## WORK INSTRUCTION
When "name" occurs in a line of the material, copy that line.

Segment Open

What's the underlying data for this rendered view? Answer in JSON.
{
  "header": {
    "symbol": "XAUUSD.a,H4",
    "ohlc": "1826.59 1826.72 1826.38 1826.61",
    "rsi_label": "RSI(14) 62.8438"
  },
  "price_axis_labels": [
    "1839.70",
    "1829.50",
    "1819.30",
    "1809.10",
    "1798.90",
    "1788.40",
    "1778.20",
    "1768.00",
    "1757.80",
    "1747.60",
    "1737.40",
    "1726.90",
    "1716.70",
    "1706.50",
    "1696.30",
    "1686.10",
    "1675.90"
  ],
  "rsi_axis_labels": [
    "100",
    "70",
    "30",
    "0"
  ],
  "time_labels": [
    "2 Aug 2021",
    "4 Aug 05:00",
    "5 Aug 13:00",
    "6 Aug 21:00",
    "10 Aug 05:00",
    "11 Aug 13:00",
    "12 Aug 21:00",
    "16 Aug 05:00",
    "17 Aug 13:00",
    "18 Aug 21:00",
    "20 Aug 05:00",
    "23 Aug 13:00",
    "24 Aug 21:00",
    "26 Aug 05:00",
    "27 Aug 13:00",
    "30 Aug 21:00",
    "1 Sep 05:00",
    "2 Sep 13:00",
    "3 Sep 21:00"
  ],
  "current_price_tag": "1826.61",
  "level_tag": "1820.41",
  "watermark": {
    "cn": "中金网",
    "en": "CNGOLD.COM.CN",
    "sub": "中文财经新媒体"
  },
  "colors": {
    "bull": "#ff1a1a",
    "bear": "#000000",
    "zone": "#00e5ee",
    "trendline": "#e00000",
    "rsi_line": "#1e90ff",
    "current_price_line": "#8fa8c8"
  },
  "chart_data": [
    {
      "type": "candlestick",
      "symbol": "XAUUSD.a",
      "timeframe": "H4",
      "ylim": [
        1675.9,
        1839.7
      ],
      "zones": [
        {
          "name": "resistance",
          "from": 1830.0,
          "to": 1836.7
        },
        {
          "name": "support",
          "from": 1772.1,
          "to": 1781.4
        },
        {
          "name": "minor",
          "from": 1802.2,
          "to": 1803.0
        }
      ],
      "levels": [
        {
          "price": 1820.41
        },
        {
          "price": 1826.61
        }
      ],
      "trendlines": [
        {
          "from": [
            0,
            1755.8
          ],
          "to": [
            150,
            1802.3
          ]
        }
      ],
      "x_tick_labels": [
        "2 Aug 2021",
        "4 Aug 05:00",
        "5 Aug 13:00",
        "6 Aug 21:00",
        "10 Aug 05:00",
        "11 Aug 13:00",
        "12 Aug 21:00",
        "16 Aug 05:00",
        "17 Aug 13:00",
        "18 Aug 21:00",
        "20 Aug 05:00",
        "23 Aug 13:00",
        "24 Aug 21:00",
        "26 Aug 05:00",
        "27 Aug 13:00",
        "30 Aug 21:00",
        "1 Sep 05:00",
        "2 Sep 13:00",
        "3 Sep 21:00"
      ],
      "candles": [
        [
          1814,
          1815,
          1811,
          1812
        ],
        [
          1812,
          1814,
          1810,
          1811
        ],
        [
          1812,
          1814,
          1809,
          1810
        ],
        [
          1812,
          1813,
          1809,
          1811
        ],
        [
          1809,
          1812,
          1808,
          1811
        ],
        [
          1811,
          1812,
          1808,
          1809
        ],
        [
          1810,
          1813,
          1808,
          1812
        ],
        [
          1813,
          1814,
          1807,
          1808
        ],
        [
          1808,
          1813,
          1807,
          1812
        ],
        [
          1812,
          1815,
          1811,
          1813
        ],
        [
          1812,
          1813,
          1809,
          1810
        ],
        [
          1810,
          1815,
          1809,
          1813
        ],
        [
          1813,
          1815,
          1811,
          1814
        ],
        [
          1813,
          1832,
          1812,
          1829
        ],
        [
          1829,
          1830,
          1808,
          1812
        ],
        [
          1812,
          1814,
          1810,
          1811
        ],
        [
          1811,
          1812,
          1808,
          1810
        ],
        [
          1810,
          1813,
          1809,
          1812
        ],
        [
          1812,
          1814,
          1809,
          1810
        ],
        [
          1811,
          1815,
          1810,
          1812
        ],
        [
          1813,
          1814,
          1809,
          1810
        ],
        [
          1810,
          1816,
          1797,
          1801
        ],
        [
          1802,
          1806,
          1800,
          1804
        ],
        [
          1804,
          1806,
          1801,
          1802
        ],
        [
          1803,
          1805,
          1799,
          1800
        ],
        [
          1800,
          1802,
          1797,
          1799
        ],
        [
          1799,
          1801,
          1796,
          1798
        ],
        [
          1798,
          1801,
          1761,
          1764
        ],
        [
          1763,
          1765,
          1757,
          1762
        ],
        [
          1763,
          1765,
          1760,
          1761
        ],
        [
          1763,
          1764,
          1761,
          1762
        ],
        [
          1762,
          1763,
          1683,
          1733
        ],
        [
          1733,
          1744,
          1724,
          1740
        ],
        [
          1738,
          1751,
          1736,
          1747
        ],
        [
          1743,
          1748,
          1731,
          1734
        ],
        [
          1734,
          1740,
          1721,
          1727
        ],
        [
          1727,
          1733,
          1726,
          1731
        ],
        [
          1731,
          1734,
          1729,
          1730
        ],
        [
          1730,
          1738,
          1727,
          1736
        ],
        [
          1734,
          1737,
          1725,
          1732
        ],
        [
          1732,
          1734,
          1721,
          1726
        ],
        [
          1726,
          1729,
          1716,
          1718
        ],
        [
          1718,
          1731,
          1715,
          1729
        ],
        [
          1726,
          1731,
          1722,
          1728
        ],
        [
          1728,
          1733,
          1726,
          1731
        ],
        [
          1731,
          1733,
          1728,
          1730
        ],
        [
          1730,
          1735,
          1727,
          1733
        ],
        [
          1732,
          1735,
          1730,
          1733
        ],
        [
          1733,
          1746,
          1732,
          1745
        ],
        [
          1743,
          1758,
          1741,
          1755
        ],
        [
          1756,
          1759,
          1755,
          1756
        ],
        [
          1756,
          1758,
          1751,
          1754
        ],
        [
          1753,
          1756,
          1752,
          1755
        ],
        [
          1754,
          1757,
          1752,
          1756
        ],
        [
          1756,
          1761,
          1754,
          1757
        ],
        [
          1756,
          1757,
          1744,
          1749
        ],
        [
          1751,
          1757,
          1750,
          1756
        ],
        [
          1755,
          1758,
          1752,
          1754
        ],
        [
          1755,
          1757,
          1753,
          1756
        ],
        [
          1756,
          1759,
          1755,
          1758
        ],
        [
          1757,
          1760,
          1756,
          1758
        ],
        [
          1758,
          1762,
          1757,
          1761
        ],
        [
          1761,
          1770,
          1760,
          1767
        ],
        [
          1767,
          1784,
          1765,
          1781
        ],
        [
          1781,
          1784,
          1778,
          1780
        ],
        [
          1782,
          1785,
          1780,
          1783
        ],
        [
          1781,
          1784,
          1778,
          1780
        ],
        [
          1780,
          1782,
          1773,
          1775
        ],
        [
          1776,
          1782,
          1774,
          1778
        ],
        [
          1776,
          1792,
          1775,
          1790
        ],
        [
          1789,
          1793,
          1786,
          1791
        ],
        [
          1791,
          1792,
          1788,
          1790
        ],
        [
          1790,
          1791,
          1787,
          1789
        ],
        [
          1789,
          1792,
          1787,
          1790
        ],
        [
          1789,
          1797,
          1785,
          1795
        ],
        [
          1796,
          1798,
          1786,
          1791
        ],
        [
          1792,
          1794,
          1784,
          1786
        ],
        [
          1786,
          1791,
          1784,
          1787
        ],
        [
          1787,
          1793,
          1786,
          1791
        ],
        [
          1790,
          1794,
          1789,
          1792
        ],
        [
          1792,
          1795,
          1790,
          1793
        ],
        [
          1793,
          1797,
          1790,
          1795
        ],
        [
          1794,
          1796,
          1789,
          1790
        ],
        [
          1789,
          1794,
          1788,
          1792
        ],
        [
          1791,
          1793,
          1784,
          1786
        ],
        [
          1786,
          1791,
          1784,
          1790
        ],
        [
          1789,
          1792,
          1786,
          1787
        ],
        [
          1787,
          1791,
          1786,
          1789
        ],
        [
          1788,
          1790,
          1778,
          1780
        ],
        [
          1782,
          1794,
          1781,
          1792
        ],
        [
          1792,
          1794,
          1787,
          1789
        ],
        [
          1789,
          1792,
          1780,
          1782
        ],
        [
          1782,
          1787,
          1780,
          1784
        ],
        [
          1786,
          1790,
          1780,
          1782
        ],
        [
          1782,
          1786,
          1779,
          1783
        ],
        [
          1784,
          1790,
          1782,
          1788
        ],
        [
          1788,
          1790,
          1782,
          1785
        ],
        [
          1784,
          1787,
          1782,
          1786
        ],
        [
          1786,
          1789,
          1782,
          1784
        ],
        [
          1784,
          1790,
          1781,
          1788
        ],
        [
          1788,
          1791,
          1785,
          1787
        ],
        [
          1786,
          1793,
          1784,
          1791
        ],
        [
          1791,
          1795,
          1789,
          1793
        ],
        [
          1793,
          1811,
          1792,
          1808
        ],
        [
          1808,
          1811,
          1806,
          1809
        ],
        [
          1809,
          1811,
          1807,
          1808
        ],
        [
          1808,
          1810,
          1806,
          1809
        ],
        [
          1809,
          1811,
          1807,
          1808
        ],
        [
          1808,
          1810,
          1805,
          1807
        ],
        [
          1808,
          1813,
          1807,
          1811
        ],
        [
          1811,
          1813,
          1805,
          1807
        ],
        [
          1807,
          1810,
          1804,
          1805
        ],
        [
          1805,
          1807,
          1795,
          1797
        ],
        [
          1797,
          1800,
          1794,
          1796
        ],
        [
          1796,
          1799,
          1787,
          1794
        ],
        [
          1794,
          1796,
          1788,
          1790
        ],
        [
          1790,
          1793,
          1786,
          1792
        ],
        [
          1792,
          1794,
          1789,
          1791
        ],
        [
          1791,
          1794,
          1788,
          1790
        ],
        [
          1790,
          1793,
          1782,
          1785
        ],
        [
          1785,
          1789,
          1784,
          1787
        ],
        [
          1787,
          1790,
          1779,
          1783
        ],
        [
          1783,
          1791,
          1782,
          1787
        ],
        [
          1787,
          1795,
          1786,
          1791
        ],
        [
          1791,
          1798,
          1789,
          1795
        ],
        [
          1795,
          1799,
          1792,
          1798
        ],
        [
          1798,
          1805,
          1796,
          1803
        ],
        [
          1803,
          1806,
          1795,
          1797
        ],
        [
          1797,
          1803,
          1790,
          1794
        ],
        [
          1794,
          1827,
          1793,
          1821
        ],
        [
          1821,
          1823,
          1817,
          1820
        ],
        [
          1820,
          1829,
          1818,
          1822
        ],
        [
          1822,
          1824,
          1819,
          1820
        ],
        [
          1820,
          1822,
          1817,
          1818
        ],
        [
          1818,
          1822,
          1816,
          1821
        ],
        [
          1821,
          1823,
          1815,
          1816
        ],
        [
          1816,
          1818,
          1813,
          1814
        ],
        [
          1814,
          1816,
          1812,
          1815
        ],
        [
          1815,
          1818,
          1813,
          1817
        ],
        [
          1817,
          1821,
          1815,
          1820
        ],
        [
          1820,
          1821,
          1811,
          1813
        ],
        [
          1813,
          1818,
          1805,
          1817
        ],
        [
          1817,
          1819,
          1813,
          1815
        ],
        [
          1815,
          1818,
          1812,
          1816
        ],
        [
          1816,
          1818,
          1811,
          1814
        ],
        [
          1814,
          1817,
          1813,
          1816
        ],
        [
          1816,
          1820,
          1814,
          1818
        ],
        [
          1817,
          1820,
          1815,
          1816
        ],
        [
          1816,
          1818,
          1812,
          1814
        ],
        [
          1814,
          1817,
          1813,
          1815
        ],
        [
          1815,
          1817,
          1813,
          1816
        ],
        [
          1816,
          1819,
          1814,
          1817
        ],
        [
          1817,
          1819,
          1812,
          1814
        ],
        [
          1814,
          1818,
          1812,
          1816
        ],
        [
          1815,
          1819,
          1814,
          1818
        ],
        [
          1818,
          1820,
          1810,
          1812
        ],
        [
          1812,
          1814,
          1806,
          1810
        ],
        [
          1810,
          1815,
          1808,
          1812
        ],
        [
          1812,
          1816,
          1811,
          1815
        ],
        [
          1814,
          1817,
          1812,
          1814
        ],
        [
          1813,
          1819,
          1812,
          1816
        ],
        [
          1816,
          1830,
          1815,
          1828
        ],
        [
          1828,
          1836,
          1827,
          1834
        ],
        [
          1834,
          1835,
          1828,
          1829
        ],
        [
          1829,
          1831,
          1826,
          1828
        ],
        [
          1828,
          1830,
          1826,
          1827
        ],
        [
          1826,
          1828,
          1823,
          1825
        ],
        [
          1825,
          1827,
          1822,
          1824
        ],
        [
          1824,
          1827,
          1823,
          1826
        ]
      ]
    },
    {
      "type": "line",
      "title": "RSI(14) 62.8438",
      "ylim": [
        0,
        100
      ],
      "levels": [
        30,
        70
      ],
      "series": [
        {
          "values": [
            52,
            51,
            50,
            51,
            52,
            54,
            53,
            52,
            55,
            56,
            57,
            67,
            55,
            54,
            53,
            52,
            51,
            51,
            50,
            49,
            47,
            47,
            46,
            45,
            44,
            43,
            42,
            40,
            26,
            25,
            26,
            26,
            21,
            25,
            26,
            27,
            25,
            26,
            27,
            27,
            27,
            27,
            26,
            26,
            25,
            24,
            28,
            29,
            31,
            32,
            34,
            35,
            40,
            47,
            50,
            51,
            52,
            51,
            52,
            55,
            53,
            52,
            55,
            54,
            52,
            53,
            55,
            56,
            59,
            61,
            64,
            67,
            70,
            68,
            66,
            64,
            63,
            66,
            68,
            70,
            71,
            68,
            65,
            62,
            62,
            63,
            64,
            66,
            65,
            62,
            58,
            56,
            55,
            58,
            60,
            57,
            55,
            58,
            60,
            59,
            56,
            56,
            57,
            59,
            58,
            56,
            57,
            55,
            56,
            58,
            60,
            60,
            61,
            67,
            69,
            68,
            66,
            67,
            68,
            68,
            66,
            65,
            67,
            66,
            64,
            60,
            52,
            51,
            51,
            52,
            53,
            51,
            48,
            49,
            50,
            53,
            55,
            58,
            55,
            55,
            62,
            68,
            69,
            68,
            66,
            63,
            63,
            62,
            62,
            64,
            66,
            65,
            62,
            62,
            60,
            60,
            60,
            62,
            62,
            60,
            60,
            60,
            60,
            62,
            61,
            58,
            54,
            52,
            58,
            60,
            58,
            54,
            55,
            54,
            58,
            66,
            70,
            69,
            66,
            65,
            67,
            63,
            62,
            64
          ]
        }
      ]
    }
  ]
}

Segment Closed

## OUTPUT FOR THIS TASK
          "name": "resistance",
          "name": "support",
          "name": "minor",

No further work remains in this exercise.